The Examined Life by Stephen Grosz

Stephen Grosz puts across the frailties of the human condition with total reverence, understanding and compassion. He tackles lots of the issues that seek to intrude into our everyday lives and each one is written about in plain, easily read language.


The Wild Remedy by Emma Mitchell

Emma Mitchell's richly illustrated and evocative diary records her nature finds over the course of a year and shows how being in the wild benefits our mental and physical wellbeing. She suffers with depression, and has done for twenty-five years. She swapped days in the office for walks in the wood. There she began to get better. And better. Her encounters with nature proving to be as medicinal as any therapy or drug. This is a book for those who want to bring a little piece of the outdoors with them, whether you struggle with low mood or just love discovering more about the natural world.

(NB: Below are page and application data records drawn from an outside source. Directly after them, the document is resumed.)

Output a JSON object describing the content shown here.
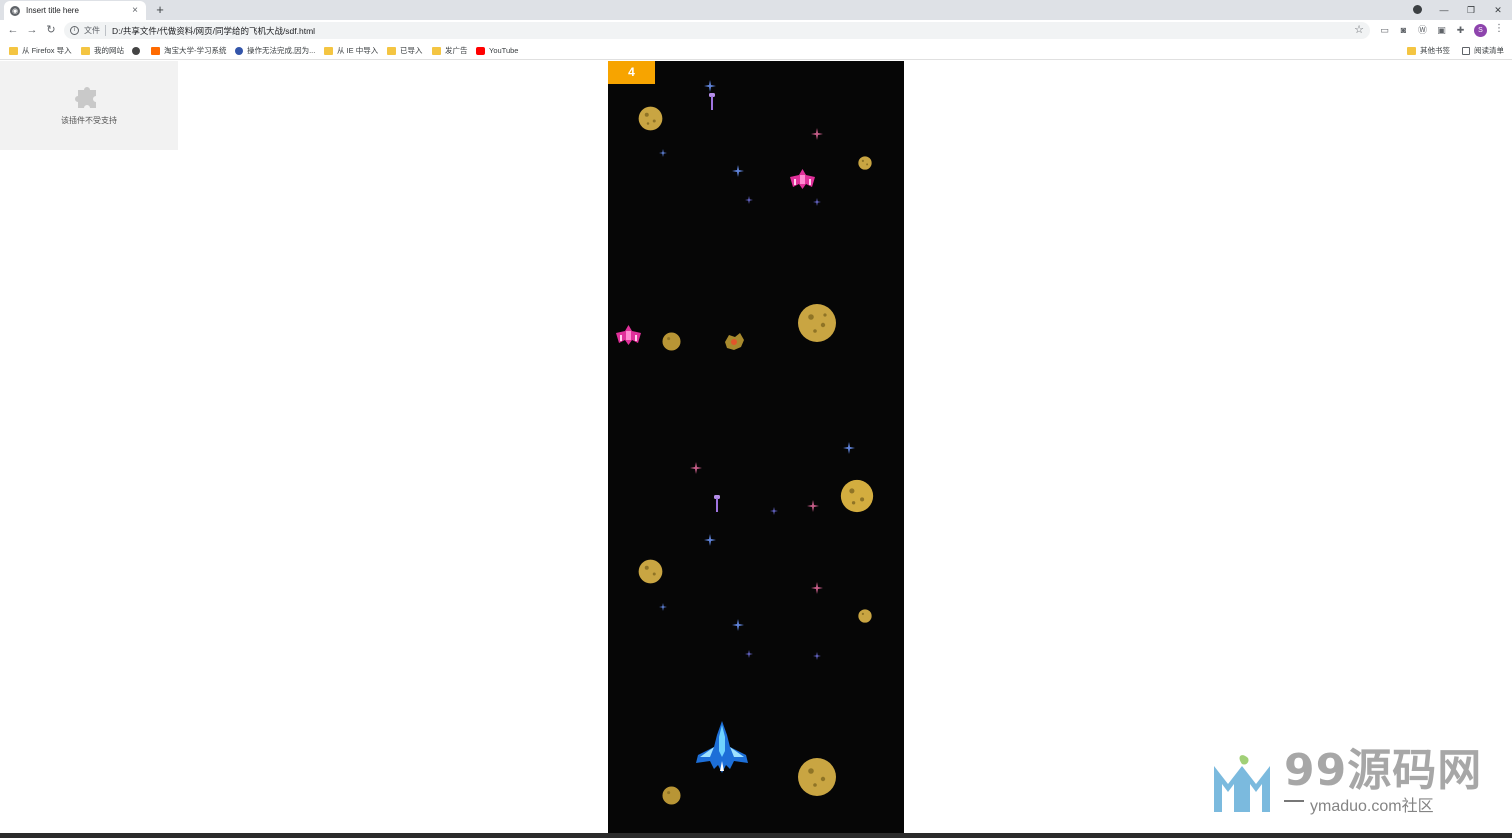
{
  "browser": {
    "tab_title": "Insert title here",
    "tab_close": "×",
    "new_tab": "+",
    "address_chip": "文件",
    "url": "D:/共享文件/代做资料/网页/同学给的飞机大战/sdf.html",
    "avatar_letter": "S"
  },
  "bookmarks": [
    {
      "label": "从 Firefox 导入",
      "icon": "folder-icon"
    },
    {
      "label": "我的网站",
      "icon": "folder-icon"
    },
    {
      "label": "",
      "icon": "globe-icon"
    },
    {
      "label": "淘宝大学-学习系统",
      "icon": "site-icon"
    },
    {
      "label": "操作无法完成,因为...",
      "icon": "site-icon"
    },
    {
      "label": "从 IE 中导入",
      "icon": "folder-icon"
    },
    {
      "label": "已导入",
      "icon": "folder-icon"
    },
    {
      "label": "发广告",
      "icon": "folder-icon"
    },
    {
      "label": "YouTube",
      "icon": "youtube-icon"
    }
  ],
  "bookmarks_right": [
    {
      "label": "其他书签",
      "icon": "folder-icon"
    },
    {
      "label": "阅读清单",
      "icon": "reading-list-icon"
    }
  ],
  "plugin": {
    "message": "该插件不受支持",
    "icon": "puzzle-icon"
  },
  "game": {
    "score": "4",
    "player": "player-jet",
    "enemies": [
      "enemy-ship",
      "enemy-ship"
    ],
    "colors": {
      "score_bg": "#f7a400",
      "space": "#060606",
      "asteroid": "#c9a542",
      "enemy": "#e0309a",
      "bullet": "#b58ee8"
    }
  },
  "watermark": {
    "brand": "99源码网",
    "sub": "ymaduo.com社区"
  }
}
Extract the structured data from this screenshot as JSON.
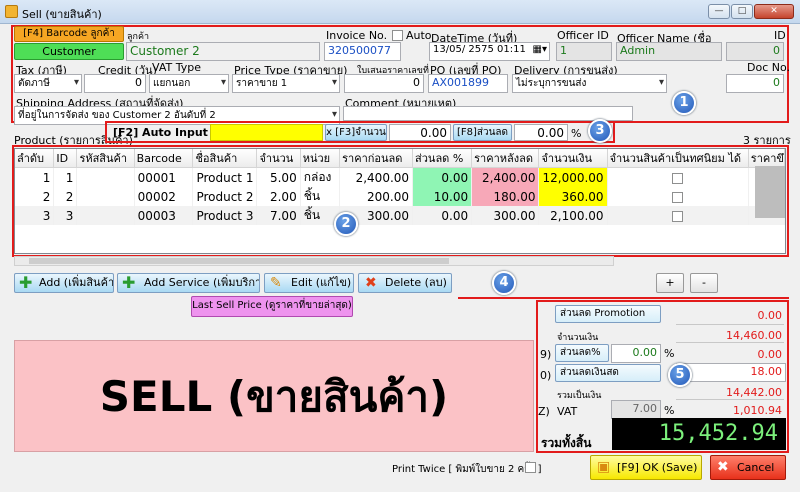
{
  "window": {
    "title": "Sell (ขายสินค้า)"
  },
  "header": {
    "barcode_button": "[F4] Barcode ลูกค้า",
    "customer_label": "ลูกค้า",
    "customer_button": "Customer",
    "customer_value": "Customer 2",
    "invoice_label": "Invoice No.",
    "invoice_value": "320500077",
    "auto_label": "Auto",
    "datetime_label": "DateTime (วันที่)",
    "datetime_value": "13/05/ 2575 01:11",
    "officer_id_label": "Officer ID",
    "officer_id_value": "1",
    "officer_name_label": "Officer Name (ชื่อ",
    "officer_name_value": "Admin",
    "id_label": "ID",
    "id_value": "0",
    "tax_label": "Tax (ภาษี)",
    "tax_value": "ตัดภาษี",
    "credit_label": "Credit (วัน)",
    "credit_value": "0",
    "vat_type_label": "VAT Type",
    "vat_type_value": "แยกนอก",
    "price_type_label": "Price Type (ราคาขาย)",
    "price_type_value": "ราคาขาย 1",
    "quote_label": "ใบเสนอราคาเลขที่",
    "quote_value": "0",
    "po_label": "PO (เลขที่ PO)",
    "po_value": "AX001899",
    "delivery_label": "Delivery (การขนส่ง)",
    "delivery_value": "ไม่ระบุการขนส่ง",
    "docno_label": "Doc No.",
    "docno_value": "0",
    "shipping_label": "Shipping Address (สถานที่จัดส่ง)",
    "shipping_value": "ที่อยู่ในการจัดส่ง ของ Customer 2 อันดับที่ 2",
    "comment_label": "Comment (หมายเหตุ)",
    "comment_value": ""
  },
  "autoinput": {
    "section_label": "Product (รายการสินค้า)",
    "f2_label": "[F2] Auto Input =>",
    "f2_value": "",
    "f3_label": "x [F3]จำนวน",
    "f3_value": "0.00",
    "f8_label": "[F8]ส่วนลด",
    "f8_value": "0.00",
    "pct": "%",
    "items_count": "3 รายการ"
  },
  "table": {
    "columns": [
      "ลำดับ",
      "ID",
      "รหัสสินค้า",
      "Barcode",
      "ชื่อสินค้า",
      "จำนวน",
      "หน่วย",
      "ราคาก่อนลด",
      "ส่วนลด %",
      "ราคาหลังลด",
      "จำนวนเงิน",
      "จำนวนสินค้าเป็นทศนิยม ได้",
      "ราคาขึ"
    ],
    "rows": [
      {
        "no": "1",
        "id": "1",
        "code": "",
        "barcode": "00001",
        "name": "Product 1",
        "qty": "5.00",
        "unit": "กล่อง",
        "price": "2,400.00",
        "disc": "0.00",
        "after": "2,400.00",
        "amount": "12,000.00"
      },
      {
        "no": "2",
        "id": "2",
        "code": "",
        "barcode": "00002",
        "name": "Product 2",
        "qty": "2.00",
        "unit": "ชิ้น",
        "price": "200.00",
        "disc": "10.00",
        "after": "180.00",
        "amount": "360.00"
      },
      {
        "no": "3",
        "id": "3",
        "code": "",
        "barcode": "00003",
        "name": "Product 3",
        "qty": "7.00",
        "unit": "ชิ้น",
        "price": "300.00",
        "disc": "0.00",
        "after": "300.00",
        "amount": "2,100.00"
      }
    ]
  },
  "actions": {
    "add": "Add (เพิ่มสินค้า)",
    "add_service": "Add Service (เพิ่มบริการ)",
    "edit": "Edit (แก้ไข)",
    "delete": "Delete (ลบ)",
    "plus": "+",
    "minus": "-",
    "last_price": "Last Sell Price (ดูราคาที่ขายล่าสุด)"
  },
  "sell_banner": "SELL (ขายสินค้า)",
  "totals": {
    "promotion_button": "ส่วนลด Promotion",
    "promotion_value": "0.00",
    "amount_label": "จำนวนเงิน",
    "amount_value": "14,460.00",
    "disc_pct_key": "9)",
    "disc_pct_button": "ส่วนลด%",
    "disc_pct_input": "0.00",
    "disc_pct_sign": "%",
    "disc_pct_value": "0.00",
    "disc_cash_key": "0)",
    "disc_cash_button": "ส่วนลดเงินสด",
    "disc_cash_value": "18.00",
    "subtotal_label": "รวมเป็นเงิน",
    "subtotal_value": "14,442.00",
    "vat_key": "Z)",
    "vat_label": "VAT",
    "vat_rate": "7.00",
    "vat_sign": "%",
    "vat_value": "1,010.94",
    "grand_label": "รวมทั้งสิ้น",
    "grand_value": "15,452.94"
  },
  "footer": {
    "print_twice": "Print Twice [ พิมพ์ใบขาย 2 ครั้ง ]",
    "ok": "[F9] OK (Save)",
    "cancel": "Cancel"
  },
  "callouts": [
    "1",
    "2",
    "3",
    "4",
    "5"
  ],
  "colors": {
    "red_box": "#e21b1b",
    "green_cell": "#8ff5b4",
    "pink_cell": "#f7a8b8",
    "yellow_cell": "#ffff00",
    "sell_panel": "#fbc2c6",
    "grand_text": "#7cf07c"
  }
}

Healing Back Pain: The Mind-Body Connection

Dr. Sarno is a medical pioneer whose program has helped thousands of people find relief from chronic back conditions without drugs, physical therapy, or dangerous surgery. With case histories and the results of in-depth mind-body research, Dr. Sarno describes how patients recognize the emotional roots of their TMS and sever the connections between mental and physical pain... and how, just by reading this book, you may start recovering from back pain today.


The Choice by Edith Eger.

In 1944, sixteen-year-old ballerina Edith Eger was sent to Auschwitz. Separated from her parents on arrival, she endures unimaginable experiences, including being made to dance for the infamous Josef Mengele. When the camp is finally liberated, she is pulled from a pile of bodies, barely alive. The horrors of the Holocaust didn't break Edith. In fact, they helped her learn to live again with a life-affirming strength and a truly remarkable resilience. The Choice is her unforgettable story. It shows that hope can flower in the most unlikely places.


The Reality Slap: How to survive and thrive when life hits hard by Russ Harris

Sometimes it can feel like there's a gap between what we plan or hope for in our lives and the reality we're faced with – what ever this is, it can cause us great distress. Based on the scientifically proven mindfulness-based approach called 'Acceptance and Commitment Therapy' (ACT), this self-help book will teach you how to cope effectively when life hurts and you will learn not only how to survive life's unexpected curve balls, but also how to thrive, despite them


Burn after writing by Sharon Jones

The phenomenally popular secret journal filled with private prompts for personal reflection, self-exploration, and fueling creativity. Push your limits, reflect on your past, present, and future, and create a secret book that's about you, and just for you. This is not a diary, and there is no posting required. And when you're finished, toss it, hide it, or Burn After Writing.